◆ **WORK ITEM**
The entries must be set down again word for word; no pictures belong in the copy.

[WORKING DATA Boundary: Start]

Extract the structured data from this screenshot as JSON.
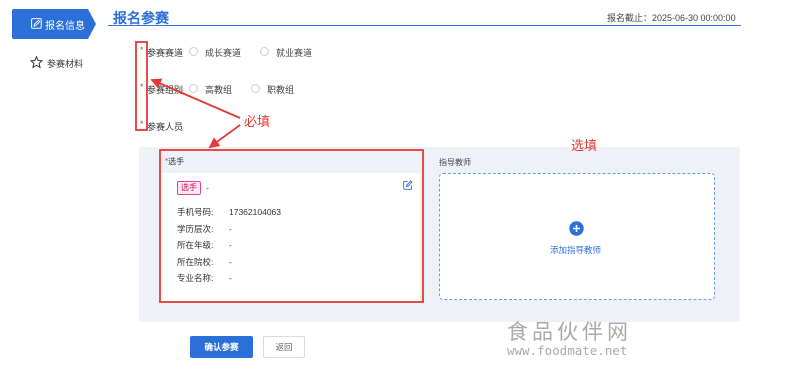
{
  "sidebar": {
    "items": [
      {
        "label": "报名信息",
        "icon": "edit-form-icon",
        "active": true
      },
      {
        "label": "参赛材料",
        "icon": "star-icon",
        "active": false
      }
    ]
  },
  "header": {
    "title": "报名参赛",
    "deadline": "报名截止：2025-06-30 00:00:00"
  },
  "form": {
    "track": {
      "label": "参赛赛道",
      "options": [
        "成长赛道",
        "就业赛道"
      ]
    },
    "group": {
      "label": "参赛组别",
      "options": [
        "高教组",
        "职教组"
      ]
    },
    "members": {
      "label": "参赛人员"
    },
    "required_mark": "*"
  },
  "player": {
    "heading": "选手",
    "tag": "选手",
    "name": "-",
    "fields": [
      {
        "key": "手机号码:",
        "value": "17362104063"
      },
      {
        "key": "学历层次:",
        "value": "-"
      },
      {
        "key": "所在年级:",
        "value": "-"
      },
      {
        "key": "所在院校:",
        "value": "-"
      },
      {
        "key": "专业名称:",
        "value": "-"
      }
    ]
  },
  "mentor": {
    "heading": "指导教师",
    "add_label": "添加指导教师"
  },
  "buttons": {
    "confirm": "确认参赛",
    "back": "返回"
  },
  "annotations": {
    "required": "必填",
    "optional": "选填"
  },
  "watermark": {
    "cn": "食品伙伴网",
    "url": "www.foodmate.net"
  },
  "colors": {
    "primary": "#2b6fd9",
    "annotation_red": "#e53935",
    "panel_bg": "#eef2f8"
  }
}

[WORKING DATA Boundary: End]

◆ **ANSWER AREA**
Extract the structured data from this screenshot as JSON.
{
  "sidebar": {
    "items": [
      {
        "label": "报名信息",
        "icon": "edit-form-icon",
        "active": true
      },
      {
        "label": "参赛材料",
        "icon": "star-icon",
        "active": false
      }
    ]
  },
  "header": {
    "title": "报名参赛",
    "deadline": "报名截止：2025-06-30 00:00:00"
  },
  "form": {
    "track": {
      "label": "参赛赛道",
      "options": [
        "成长赛道",
        "就业赛道"
      ]
    },
    "group": {
      "label": "参赛组别",
      "options": [
        "高教组",
        "职教组"
      ]
    },
    "members": {
      "label": "参赛人员"
    },
    "required_mark": "*"
  },
  "player": {
    "heading": "选手",
    "tag": "选手",
    "name": "-",
    "fields": [
      {
        "key": "手机号码:",
        "value": "17362104063"
      },
      {
        "key": "学历层次:",
        "value": "-"
      },
      {
        "key": "所在年级:",
        "value": "-"
      },
      {
        "key": "所在院校:",
        "value": "-"
      },
      {
        "key": "专业名称:",
        "value": "-"
      }
    ]
  },
  "mentor": {
    "heading": "指导教师",
    "add_label": "添加指导教师"
  },
  "buttons": {
    "confirm": "确认参赛",
    "back": "返回"
  },
  "annotations": {
    "required": "必填",
    "optional": "选填"
  },
  "watermark": {
    "cn": "食品伙伴网",
    "url": "www.foodmate.net"
  },
  "colors": {
    "primary": "#2b6fd9",
    "annotation_red": "#e53935",
    "panel_bg": "#eef2f8"
  }
}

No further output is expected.